Asset classes: When the markets fall (or rise) not all of the investments held inside a pension are affected in the same manner. Some are held as Cash, which is less susceptible to market changes (up or down). Equities (stock and shares) are usually managed by investment teams and will almost certainly be affected by large swings in the stock market. Property, Corporate Bonds and Government Gilts are also held as assets within certain funds. These are much less volatile than equities, and such can provide a steadying influence on a good portfolio. They will fluctuate in value to a much lesser degree than stocks and shares; commercial and residential property funds for example are unlikely to suffer a huge loss on a daily basis!
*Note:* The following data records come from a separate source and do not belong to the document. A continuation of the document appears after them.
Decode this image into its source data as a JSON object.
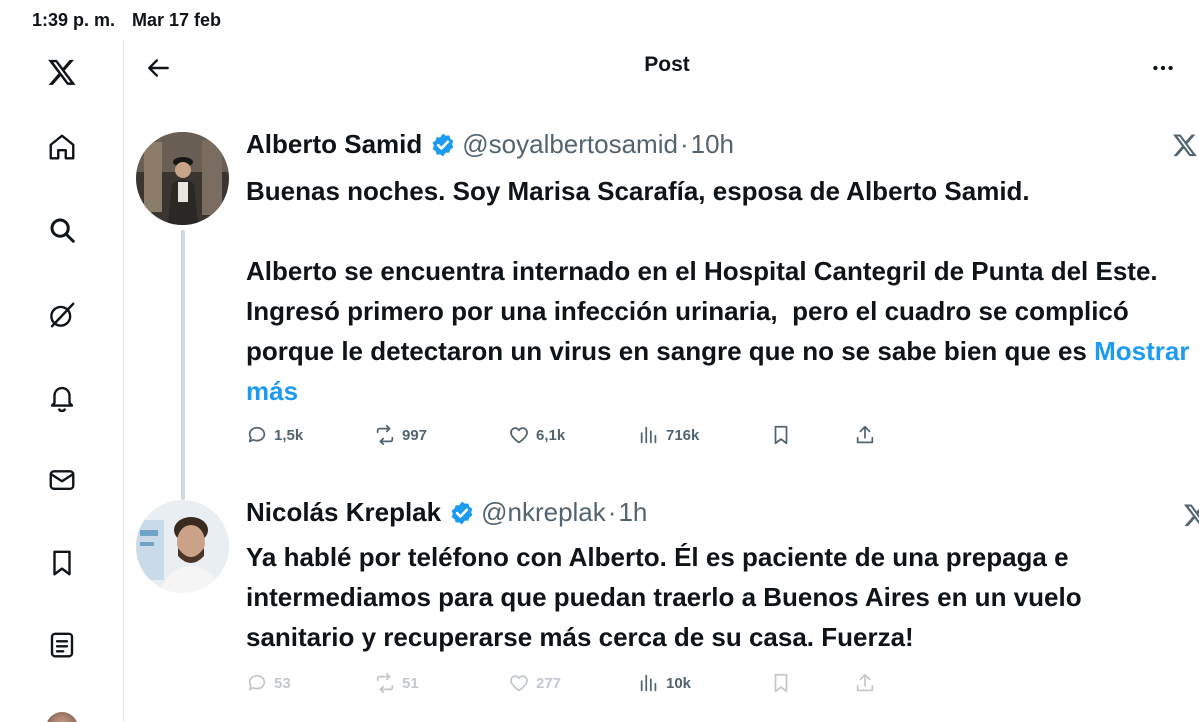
{
  "status_bar": {
    "time": "1:39 p. m.",
    "date": "Mar 17 feb"
  },
  "sidebar": {
    "items": [
      {
        "icon": "x-logo-icon"
      },
      {
        "icon": "home-icon"
      },
      {
        "icon": "search-icon"
      },
      {
        "icon": "grok-icon"
      },
      {
        "icon": "bell-icon"
      },
      {
        "icon": "mail-icon"
      },
      {
        "icon": "bookmark-icon"
      },
      {
        "icon": "list-icon"
      }
    ]
  },
  "header": {
    "title": "Post"
  },
  "tweets": [
    {
      "name": "Alberto Samid",
      "handle": "@soyalbertosamid",
      "separator": "·",
      "time": "10h",
      "paragraph1": "Buenas noches. Soy Marisa Scarafía, esposa de Alberto Samid.",
      "paragraph2": "Alberto se encuentra internado en el Hospital Cantegril de Punta del Este. Ingresó primero por una infección urinaria,  pero el cuadro se complicó porque le detectaron un virus en sangre que no se sabe bien que es ",
      "show_more": "Mostrar más",
      "replies": "1,5k",
      "reposts": "997",
      "likes": "6,1k",
      "views": "716k"
    },
    {
      "name": "Nicolás Kreplak",
      "handle": "@nkreplak",
      "separator": "·",
      "time": "1h",
      "text": "Ya hablé por teléfono con Alberto. Él es paciente de una prepaga e intermediamos para que puedan traerlo a Buenos Aires en un vuelo sanitario y recuperarse más cerca de su casa. Fuerza!",
      "replies": "53",
      "reposts": "51",
      "likes": "277",
      "views": "10k"
    }
  ],
  "colors": {
    "accent": "#1d9bf0",
    "text": "#0f1419",
    "muted": "#536471",
    "verified": "#1d9bf0"
  }
}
The makeup of your pension portfolio is derived by your attitude to risk, your pension provider, and the funds either you, or your financial adviser choose for you. A well-balanced portfolio will consist of a range of funds, and assets classes and will provide exposure to worldwide markets, where appropriate.
So, despite the recent falls in the FTSE generally, the situation might not be as bad as you think. Don’t assume that your retirement plans are no longer achievable and seek advice from someone who can thoroughly review your pensions and your individual situation to create an up to date, achievable retirement plan.
The two examples below show how we have helped our clients and may help you to think differently.
We have set up a designated helpline if you find yourself in this situation.
For impartial advice that could get your retirement plans back on track call: 0330 353 057
Case study One
Colin was planning to reduce his hours to three days a week, with the eventual goal of retiring fully in three years’ time. Suddenly, thinking this financial crisis had affected his investments, Colin was resigned to having to continue working full time. We were able to restructure his plan.
How did we do this – using his savings, ISA’s, and the cash asset element of his investments (which hadn’t been affected by the downturn in the markets), and by planning to downsize his home in 10 years rather than 15, he still has sufficient assets to achieve his goals. By his eventual full retirement, the value of his other assets should have recovered, with careful professional management.
One thing many clients, including Colin, didn’t factor in was State Pension and growing older! As Colin’s state pension is due in 4 years- time, this will reduce the demand on his savings and pension funds, and in actual fact as he gets beyond 75, his income requirement is likely to reduce compared to today, further reducing demand on his other pots.
Case study Two
Mark is one of our retired clients, and as a relatively cautious chap, He has been taking a regular income from his pensions and was worried that the fall in the markets meant he would be withdrawing money when the markets were at a low ebb, damaging his overall financial goals. we have earmarked roughly 3 years’ worth of cash within his Reeves Pension & Investment portfolio. Planning realistically for future expected withdrawals is an integral and vital part of the retirement plan we create initially and review very regularly. They are key to creating a meaningful, accurate income and investment strategy.
In Marks case, by retaining either cash or a “short term” investment portfolio we can cater for the income he needs for 3 years in a lower risk environment. He doesn’t have to worry about the daily performance of the markets and world events. We can then allow the remaining investments more freedom to look at the longer-term opportunities via equity-based funds for greater returns over time. Mark, like many of our clients has a wife and grown up children, and his ultimate desire is to enjoy his own retirement, but to continue to build wealth and leave as much as he can to those he eventually leaves behind.
Talk to us about your retirement plans
Lines are open 8 am to 10 pm – 7 days a week